Element data from apps and pages:

%%

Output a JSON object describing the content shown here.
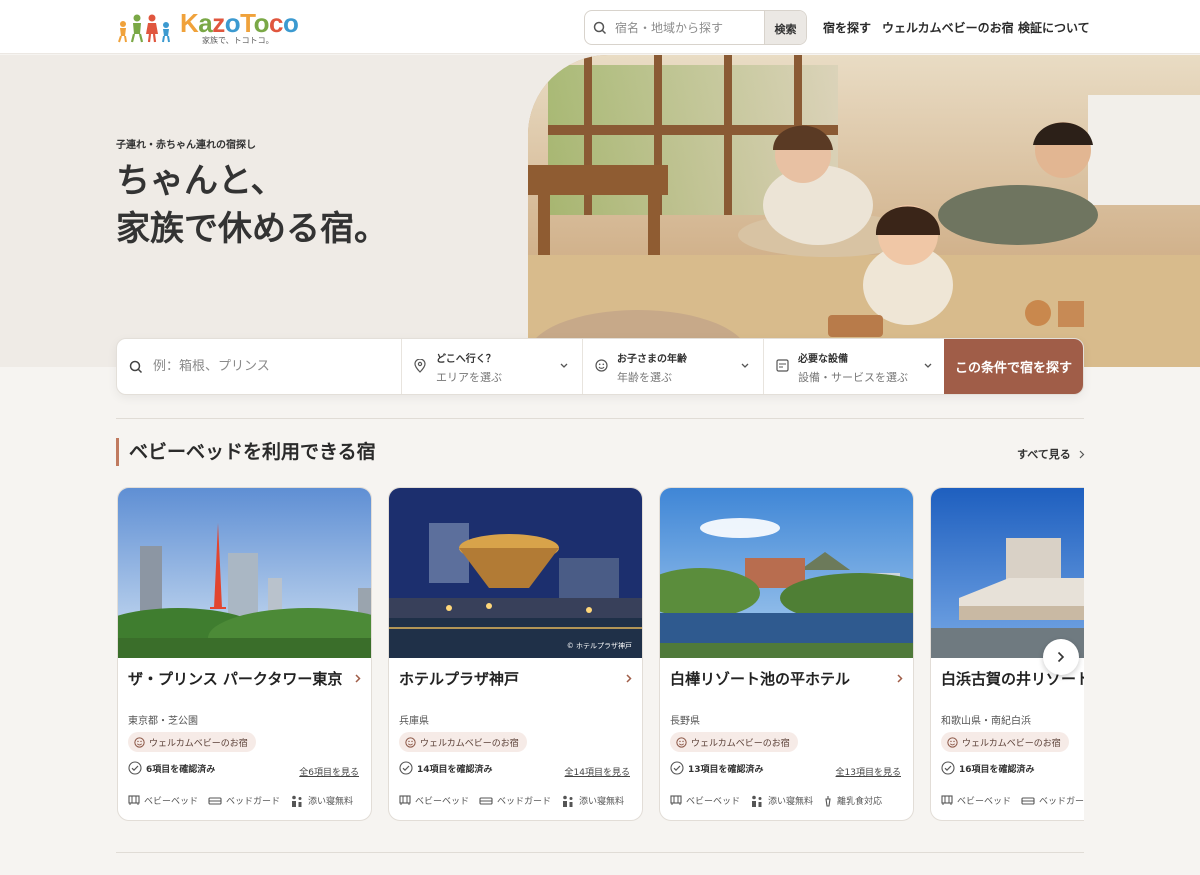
{
  "header": {
    "logo": {
      "word": "KazoToco",
      "tagline": "家族で、トコトコ。"
    },
    "search": {
      "placeholder": "宿名・地域から探す",
      "button": "検索"
    },
    "nav": [
      "宿を探す",
      "ウェルカムベビーのお宿",
      "検証について"
    ]
  },
  "hero": {
    "eyebrow": "子連れ・赤ちゃん連れの宿探し",
    "title_line1": "ちゃんと、",
    "title_line2": "家族で休める宿。"
  },
  "filter": {
    "keyword_placeholder": "例：箱根、プリンス",
    "where": {
      "label": "どこへ行く？",
      "value": "エリアを選ぶ"
    },
    "age": {
      "label": "お子さまの年齢",
      "value": "年齢を選ぶ"
    },
    "facility": {
      "label": "必要な設備",
      "value": "設備・サービスを選ぶ"
    },
    "submit": "この条件で宿を探す"
  },
  "section": {
    "title": "ベビーベッドを利用できる宿",
    "see_all": "すべて見る"
  },
  "cards": [
    {
      "name": "ザ・プリンス パークタワー東京",
      "location": "東京都・芝公園",
      "badge": "ウェルカムベビーのお宿",
      "verified": "6項目を確認済み",
      "see_all": "全6項目を見る",
      "features": [
        "ベビーベッド",
        "ベッドガード",
        "添い寝無料"
      ],
      "feature_icons": [
        "crib-icon",
        "bed-guard-icon",
        "co-sleeping-icon"
      ],
      "credit": ""
    },
    {
      "name": "ホテルプラザ神戸",
      "location": "兵庫県",
      "badge": "ウェルカムベビーのお宿",
      "verified": "14項目を確認済み",
      "see_all": "全14項目を見る",
      "features": [
        "ベビーベッド",
        "ベッドガード",
        "添い寝無料"
      ],
      "feature_icons": [
        "crib-icon",
        "bed-guard-icon",
        "co-sleeping-icon"
      ],
      "credit": "© ホテルプラザ神戸"
    },
    {
      "name": "白樺リゾート池の平ホテル",
      "location": "長野県",
      "badge": "ウェルカムベビーのお宿",
      "verified": "13項目を確認済み",
      "see_all": "全13項目を見る",
      "features": [
        "ベビーベッド",
        "添い寝無料",
        "離乳食対応"
      ],
      "feature_icons": [
        "crib-icon",
        "co-sleeping-icon",
        "baby-food-icon"
      ],
      "credit": ""
    },
    {
      "name": "白浜古賀の井リゾート",
      "location": "和歌山県・南紀白浜",
      "badge": "ウェルカムベビーのお宿",
      "verified": "16項目を確認済み",
      "see_all": "",
      "features": [
        "ベビーベッド",
        "ベッドガード"
      ],
      "feature_icons": [
        "crib-icon",
        "bed-guard-icon"
      ],
      "credit": ""
    }
  ],
  "colors": {
    "accent": "#a05d48",
    "section_bar": "#c07a5f",
    "badge_bg": "#f6ebe7"
  }
}
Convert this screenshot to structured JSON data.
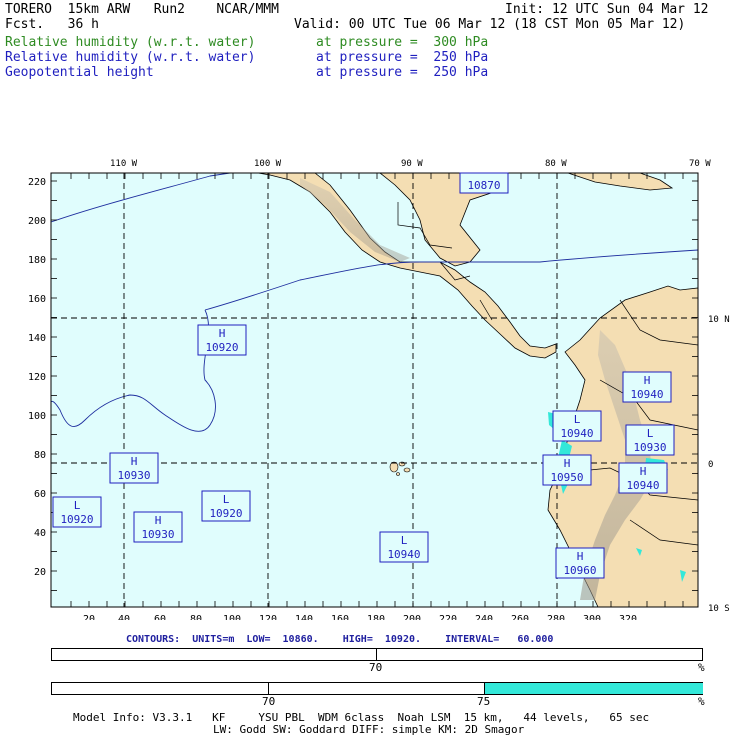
{
  "header": {
    "model": "TORERO  15km ARW   Run2    NCAR/MMM",
    "init": "Init: 12 UTC Sun 04 Mar 12",
    "fcst": "Fcst.   36 h",
    "valid": "Valid: 00 UTC Tue 06 Mar 12 (18 CST Mon 05 Mar 12)",
    "fields": [
      {
        "name": "Relative humidity (w.r.t. water)",
        "level": "at pressure =  300 hPa",
        "color": "#2e8b22"
      },
      {
        "name": "Relative humidity (w.r.t. water)",
        "level": "at pressure =  250 hPa",
        "color": "#1f1fbf"
      },
      {
        "name": "Geopotential height",
        "level": "at pressure =  250 hPa",
        "color": "#1f1fbf"
      }
    ]
  },
  "map": {
    "ocean_color": "#e0fdfd",
    "land_color": "#f4deb3",
    "lon_labels": [
      "110 W",
      "100 W",
      "90 W",
      "80 W",
      "70 W"
    ],
    "lat_labels": [
      "10 N",
      "0",
      "10 S"
    ],
    "y_ticks": [
      "220",
      "200",
      "180",
      "160",
      "140",
      "120",
      "100",
      "80",
      "60",
      "40",
      "20"
    ],
    "x_ticks": [
      "20",
      "40",
      "60",
      "80",
      "100",
      "120",
      "140",
      "160",
      "180",
      "200",
      "220",
      "240",
      "260",
      "280",
      "300",
      "320"
    ],
    "centers": [
      {
        "type": "H",
        "value": "10920"
      },
      {
        "type": "H",
        "value": "10930"
      },
      {
        "type": "H",
        "value": "10930"
      },
      {
        "type": "L",
        "value": "10920"
      },
      {
        "type": "L",
        "value": "10920"
      },
      {
        "type": "L",
        "value": "10940"
      },
      {
        "type": "L",
        "value": "10940"
      },
      {
        "type": "H",
        "value": "10950"
      },
      {
        "type": "H",
        "value": "10940"
      },
      {
        "type": "L",
        "value": "10930"
      },
      {
        "type": "H",
        "value": "10940"
      },
      {
        "type": "H",
        "value": "10960"
      },
      {
        "type": "",
        "value": "10870"
      }
    ]
  },
  "contours": "CONTOURS:  UNITS=m  LOW=  10860.    HIGH=  10920.    INTERVAL=   60.000",
  "scale1": {
    "label": "70",
    "unit": "%"
  },
  "scale2": {
    "label_a": "70",
    "label_b": "75",
    "unit": "%",
    "fill_color": "#33e8d9"
  },
  "footer": {
    "line1": "Model Info: V3.3.1   KF     YSU PBL  WDM 6class  Noah LSM  15 km,   44 levels,   65 sec",
    "line2": "LW: Godd SW: Goddard DIFF: simple KM: 2D Smagor"
  }
}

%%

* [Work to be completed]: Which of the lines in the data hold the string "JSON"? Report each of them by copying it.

* [Answer for this exercise]:
Output a JSON object describing the content shown here.
Convert this screenshot to structured JSON data.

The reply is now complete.